The best way to mitigate risk and protect one’s group against enforcement actions is to cultivate a “culture of compliance,” Alison Schurick with BakerDonelson told McKnight’s.
“Healthcare organizations should assess, and, where necessary, update, existing internal policies, procedures, and protocols, implement internal complaint and reporting processes, educate and train leaders and employees on policies, and ensure written agreements are in place,” Schurick said.
Murer said there are three main points of focus by the DOJ that providers should be mindful of: use of federal funds, joint ventures, and quality of care. He recommends specific steps for providers for each.
Federal funding audits
“Be very cognizant of how you spend your money and are documenting it,” said Murer. “For some of those programs there are very certain applications as far as reporting, as far as uses, and as far as accounting for it.”
The DOJ started by going after the low hanging fruit of those who blatantly misused CARES Act and Paycheck Protection Program money by buying property or fancy cars, Murer said. He added the department is now starting to chase people who didn’t account for the funds correctly, or didn’t use it for the prescribed purposes.
“People are getting audit request letters, what vendors were paid, what products were purchased,” he said. “If there is a DOJ investigation for false billing, they’re looking to add on a possible claim about CARES Act money or PPP funding.
“What we’re telling our clients is, if they haven’t knocked on your door yet, assume they will. Go back and make sure all your records are in order, all the accounting of those funds is square. Do you have funds that haven’t been spent? You may need to send it back.”
With joint venture arrangements, the partnerships between hospitals and nursing homes or pharmacies and nursing homes, the danger is once those involved start to try to make money from the partnership, Murer said.
How do we continue to reduce hospitalizations and provide care for the patient in the lowest cost setting is the reason for JVs, said Murer, and the government wants to see more of them.
“But you have to be really careful that you’re not opening yourself up to a claim that you’re getting kickbacks through that entity,” he said.
Murer’s simple example is when a pharmacy wants to partner with a local nursing home chain and someone involved wonders how they can monetize the arrangement.
“Anytime someone starts talking about monetizing, that’s a big concern,” Murer said. “In most instances, it’s not allowed.”
Murer said only 40% of profits can come from internal referrals, and no more than 40% of a JV can be owned by a referring party.
“I caution our clients when there’s a vendor who wants to do a JV because of the profits generated you have to be extremely careful because you can really put yourself and your company at risk,” Murer said. “When you start talking about monetizing referrals, that’s when you need to pause and seek legal counsel.”
Quality of Care

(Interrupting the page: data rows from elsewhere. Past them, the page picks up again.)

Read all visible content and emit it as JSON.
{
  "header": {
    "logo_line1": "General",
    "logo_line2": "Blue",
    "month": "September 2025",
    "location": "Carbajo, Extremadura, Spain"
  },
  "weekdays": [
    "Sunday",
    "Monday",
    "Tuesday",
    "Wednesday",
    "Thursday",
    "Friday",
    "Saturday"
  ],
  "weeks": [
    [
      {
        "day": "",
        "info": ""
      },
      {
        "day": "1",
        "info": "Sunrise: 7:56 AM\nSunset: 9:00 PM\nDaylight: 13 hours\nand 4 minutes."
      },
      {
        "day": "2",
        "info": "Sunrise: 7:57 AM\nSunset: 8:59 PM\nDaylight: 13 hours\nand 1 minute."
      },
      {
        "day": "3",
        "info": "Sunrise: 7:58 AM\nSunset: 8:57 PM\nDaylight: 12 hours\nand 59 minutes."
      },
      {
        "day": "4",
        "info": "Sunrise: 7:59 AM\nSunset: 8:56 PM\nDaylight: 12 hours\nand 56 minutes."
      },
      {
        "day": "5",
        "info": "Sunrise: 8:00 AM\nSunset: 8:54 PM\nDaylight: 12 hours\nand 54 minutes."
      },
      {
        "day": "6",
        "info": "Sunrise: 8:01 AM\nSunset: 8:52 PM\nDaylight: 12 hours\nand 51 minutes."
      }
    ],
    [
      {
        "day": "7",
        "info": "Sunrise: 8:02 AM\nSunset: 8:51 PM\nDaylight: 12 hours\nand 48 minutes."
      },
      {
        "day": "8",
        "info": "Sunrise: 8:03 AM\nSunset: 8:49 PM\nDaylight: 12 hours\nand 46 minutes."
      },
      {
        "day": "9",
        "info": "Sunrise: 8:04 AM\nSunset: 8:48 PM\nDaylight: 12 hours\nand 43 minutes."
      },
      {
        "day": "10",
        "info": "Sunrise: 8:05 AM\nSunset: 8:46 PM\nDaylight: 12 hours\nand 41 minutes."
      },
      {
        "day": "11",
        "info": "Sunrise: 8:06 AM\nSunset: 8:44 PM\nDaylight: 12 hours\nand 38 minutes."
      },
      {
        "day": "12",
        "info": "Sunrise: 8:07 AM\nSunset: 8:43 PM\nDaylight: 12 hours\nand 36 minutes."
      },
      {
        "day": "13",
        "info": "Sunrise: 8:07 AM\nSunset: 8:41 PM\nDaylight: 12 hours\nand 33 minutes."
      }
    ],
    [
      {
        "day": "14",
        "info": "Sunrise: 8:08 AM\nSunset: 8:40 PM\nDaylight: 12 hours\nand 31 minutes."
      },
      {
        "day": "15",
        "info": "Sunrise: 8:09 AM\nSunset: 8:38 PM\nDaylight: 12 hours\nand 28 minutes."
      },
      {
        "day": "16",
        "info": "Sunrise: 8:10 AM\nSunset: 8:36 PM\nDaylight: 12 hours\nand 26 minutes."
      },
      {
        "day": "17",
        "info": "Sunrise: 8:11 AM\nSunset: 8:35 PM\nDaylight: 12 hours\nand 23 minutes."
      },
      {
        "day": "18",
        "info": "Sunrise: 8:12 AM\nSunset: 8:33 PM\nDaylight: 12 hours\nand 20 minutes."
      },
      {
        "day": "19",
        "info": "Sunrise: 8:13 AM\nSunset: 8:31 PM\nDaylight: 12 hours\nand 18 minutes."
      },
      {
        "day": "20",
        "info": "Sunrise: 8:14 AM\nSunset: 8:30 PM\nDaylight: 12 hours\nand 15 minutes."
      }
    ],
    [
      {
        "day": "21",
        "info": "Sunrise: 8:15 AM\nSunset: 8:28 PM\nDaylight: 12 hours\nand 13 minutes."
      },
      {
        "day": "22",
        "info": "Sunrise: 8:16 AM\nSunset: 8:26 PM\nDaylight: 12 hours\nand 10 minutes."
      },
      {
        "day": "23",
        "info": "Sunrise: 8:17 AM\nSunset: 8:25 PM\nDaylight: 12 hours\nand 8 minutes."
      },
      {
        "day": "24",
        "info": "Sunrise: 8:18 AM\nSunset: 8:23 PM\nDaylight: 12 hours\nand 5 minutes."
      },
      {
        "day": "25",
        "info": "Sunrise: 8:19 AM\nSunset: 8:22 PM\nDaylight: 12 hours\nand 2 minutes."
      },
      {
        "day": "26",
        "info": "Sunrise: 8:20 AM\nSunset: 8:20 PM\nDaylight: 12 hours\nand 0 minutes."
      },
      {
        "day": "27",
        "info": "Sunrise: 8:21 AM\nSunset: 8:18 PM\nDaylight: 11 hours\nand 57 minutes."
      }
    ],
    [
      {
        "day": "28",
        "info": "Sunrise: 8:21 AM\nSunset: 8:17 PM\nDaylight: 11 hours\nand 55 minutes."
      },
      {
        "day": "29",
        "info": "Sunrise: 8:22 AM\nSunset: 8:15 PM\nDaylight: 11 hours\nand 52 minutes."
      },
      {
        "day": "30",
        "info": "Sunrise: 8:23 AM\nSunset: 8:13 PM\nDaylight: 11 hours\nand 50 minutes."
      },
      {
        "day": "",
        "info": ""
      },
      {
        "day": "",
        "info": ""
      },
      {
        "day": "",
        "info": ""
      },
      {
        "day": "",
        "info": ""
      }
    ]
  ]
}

Lastly, Murer said providers can avoid quality of care trouble by making sure their policies and practices around wound care, weight loss and falls are well attended. Failure can mean judgments and settlements of millions of dollars, he said.

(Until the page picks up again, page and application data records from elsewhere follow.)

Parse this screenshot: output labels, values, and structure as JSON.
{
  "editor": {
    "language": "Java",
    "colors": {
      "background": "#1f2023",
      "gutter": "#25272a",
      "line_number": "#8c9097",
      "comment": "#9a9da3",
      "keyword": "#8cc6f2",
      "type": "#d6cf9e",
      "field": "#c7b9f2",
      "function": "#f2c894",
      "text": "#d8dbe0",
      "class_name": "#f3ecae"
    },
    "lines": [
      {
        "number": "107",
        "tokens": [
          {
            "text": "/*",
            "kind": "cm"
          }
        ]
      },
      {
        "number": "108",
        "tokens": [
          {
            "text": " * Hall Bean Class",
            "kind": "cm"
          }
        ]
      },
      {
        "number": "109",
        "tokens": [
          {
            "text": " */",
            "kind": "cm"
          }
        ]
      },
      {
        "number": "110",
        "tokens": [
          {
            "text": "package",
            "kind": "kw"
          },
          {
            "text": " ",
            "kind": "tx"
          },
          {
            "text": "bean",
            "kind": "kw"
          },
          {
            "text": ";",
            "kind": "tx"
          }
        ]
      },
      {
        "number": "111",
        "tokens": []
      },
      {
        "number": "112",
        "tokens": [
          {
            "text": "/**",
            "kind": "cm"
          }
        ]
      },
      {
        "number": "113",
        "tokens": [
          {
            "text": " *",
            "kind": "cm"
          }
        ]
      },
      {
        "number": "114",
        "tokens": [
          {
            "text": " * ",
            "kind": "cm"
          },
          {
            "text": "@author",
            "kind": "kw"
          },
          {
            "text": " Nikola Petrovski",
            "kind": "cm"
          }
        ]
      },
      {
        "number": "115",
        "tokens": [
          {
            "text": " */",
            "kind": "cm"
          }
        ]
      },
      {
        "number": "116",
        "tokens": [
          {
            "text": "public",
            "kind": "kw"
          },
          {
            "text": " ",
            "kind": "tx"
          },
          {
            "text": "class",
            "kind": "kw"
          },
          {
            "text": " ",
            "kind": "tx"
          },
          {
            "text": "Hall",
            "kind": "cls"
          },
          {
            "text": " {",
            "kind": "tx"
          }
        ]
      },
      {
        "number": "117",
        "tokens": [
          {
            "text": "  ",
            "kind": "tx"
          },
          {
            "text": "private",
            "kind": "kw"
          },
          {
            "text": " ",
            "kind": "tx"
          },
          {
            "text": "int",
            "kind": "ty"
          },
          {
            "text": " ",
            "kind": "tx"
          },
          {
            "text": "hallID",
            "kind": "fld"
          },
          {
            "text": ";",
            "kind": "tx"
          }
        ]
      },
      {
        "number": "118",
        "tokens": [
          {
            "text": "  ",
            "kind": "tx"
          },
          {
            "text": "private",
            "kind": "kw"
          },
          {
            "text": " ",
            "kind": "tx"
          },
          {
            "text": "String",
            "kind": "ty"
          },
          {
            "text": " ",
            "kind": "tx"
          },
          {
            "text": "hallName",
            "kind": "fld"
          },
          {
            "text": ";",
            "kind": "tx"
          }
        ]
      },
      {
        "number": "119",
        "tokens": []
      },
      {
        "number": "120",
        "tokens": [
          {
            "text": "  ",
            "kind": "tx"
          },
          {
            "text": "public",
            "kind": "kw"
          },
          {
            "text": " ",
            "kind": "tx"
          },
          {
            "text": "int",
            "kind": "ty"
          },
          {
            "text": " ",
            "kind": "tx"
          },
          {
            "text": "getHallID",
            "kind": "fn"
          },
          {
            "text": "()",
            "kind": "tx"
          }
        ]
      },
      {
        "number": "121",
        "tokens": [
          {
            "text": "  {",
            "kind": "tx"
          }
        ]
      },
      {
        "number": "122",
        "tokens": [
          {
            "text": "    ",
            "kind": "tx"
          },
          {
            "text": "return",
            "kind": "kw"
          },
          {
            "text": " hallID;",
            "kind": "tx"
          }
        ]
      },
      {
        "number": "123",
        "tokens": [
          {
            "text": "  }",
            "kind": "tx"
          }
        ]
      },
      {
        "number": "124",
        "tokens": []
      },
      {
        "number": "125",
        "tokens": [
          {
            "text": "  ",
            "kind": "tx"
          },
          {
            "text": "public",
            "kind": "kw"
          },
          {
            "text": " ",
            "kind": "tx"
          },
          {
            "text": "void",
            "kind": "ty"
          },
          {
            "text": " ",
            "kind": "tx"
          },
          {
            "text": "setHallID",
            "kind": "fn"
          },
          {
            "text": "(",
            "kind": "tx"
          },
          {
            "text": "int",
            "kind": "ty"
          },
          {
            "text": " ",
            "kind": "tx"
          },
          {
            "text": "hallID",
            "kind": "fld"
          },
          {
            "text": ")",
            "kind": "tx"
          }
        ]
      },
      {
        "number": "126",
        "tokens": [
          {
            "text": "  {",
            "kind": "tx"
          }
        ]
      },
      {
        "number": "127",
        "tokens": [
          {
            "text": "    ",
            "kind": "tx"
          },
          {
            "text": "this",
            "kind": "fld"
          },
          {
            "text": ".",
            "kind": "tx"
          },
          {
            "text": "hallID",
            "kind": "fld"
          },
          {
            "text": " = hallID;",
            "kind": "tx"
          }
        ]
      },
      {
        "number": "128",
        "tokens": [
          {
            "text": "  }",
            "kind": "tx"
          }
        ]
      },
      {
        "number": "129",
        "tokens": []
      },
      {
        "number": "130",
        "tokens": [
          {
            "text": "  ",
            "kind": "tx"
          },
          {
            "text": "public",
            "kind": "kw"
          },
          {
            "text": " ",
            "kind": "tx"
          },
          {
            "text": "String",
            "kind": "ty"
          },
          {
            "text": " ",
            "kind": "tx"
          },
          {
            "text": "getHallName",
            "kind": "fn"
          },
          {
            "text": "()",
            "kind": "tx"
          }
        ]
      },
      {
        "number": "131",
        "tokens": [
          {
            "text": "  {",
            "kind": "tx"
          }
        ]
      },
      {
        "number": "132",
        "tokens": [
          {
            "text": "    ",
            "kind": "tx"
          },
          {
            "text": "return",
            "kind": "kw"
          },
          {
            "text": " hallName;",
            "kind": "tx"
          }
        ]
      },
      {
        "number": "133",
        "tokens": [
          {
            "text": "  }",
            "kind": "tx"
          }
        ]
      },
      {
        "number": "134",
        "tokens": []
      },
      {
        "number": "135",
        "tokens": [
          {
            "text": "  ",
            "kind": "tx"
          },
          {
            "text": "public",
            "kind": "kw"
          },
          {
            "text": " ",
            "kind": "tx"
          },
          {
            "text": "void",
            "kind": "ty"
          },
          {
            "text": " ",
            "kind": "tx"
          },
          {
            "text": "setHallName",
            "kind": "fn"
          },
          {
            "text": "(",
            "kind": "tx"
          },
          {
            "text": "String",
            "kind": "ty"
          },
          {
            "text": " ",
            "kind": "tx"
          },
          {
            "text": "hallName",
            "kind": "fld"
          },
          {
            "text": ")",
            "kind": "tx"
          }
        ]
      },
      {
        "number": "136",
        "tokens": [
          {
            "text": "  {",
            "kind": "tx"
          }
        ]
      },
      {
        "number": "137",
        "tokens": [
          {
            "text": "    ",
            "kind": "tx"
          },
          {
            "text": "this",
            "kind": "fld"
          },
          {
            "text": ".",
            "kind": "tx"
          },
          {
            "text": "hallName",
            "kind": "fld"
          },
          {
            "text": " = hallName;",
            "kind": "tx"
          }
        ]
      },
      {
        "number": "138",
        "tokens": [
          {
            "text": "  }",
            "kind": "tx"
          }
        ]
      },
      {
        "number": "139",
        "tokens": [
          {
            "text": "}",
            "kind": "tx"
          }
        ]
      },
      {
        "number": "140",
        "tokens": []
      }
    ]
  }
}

“They’re really quantifiable, and not only are they quantifiable, but a jury really reacts negatively to those,” he said of poor care in those three areas. “It’s not a case you want to take.”

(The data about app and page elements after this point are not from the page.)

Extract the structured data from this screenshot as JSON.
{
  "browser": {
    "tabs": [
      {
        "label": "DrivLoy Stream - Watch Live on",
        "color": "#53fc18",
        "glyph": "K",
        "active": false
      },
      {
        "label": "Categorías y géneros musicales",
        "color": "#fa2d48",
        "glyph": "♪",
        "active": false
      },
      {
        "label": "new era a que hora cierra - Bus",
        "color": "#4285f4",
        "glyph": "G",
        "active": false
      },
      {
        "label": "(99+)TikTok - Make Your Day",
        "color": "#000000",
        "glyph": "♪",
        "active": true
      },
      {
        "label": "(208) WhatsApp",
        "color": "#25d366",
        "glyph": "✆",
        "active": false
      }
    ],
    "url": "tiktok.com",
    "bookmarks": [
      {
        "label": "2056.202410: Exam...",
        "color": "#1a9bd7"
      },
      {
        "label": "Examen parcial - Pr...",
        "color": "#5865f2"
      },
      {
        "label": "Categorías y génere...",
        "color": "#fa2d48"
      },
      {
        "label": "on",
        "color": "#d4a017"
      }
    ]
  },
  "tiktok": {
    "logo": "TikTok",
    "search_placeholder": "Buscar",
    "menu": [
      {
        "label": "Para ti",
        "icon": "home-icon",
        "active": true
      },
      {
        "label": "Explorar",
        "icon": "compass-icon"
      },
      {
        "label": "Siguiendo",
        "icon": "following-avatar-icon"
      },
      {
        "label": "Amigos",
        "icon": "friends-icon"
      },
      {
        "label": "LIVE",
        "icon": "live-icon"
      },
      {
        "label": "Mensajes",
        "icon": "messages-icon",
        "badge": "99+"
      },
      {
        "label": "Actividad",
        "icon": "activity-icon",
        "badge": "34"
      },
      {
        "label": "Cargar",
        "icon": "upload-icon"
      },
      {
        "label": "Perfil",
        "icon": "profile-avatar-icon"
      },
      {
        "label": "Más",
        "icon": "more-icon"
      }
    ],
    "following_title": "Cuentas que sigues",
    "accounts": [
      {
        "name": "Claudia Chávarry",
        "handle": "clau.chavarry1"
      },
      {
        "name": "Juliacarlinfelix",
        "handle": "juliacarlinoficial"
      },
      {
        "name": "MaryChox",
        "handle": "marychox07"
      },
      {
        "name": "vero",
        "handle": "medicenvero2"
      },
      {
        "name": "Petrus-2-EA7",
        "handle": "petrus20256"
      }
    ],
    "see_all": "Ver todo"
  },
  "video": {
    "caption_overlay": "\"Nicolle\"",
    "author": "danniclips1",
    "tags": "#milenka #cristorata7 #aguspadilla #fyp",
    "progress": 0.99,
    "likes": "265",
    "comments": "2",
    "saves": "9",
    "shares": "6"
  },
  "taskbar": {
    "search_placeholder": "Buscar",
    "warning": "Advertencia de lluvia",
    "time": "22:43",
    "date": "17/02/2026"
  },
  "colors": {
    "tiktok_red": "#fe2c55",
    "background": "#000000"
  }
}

Murer said a good fall program isn’t characterized by the original policy and procedure. It’s the reactions after falls. Was there an analysis and were changes made?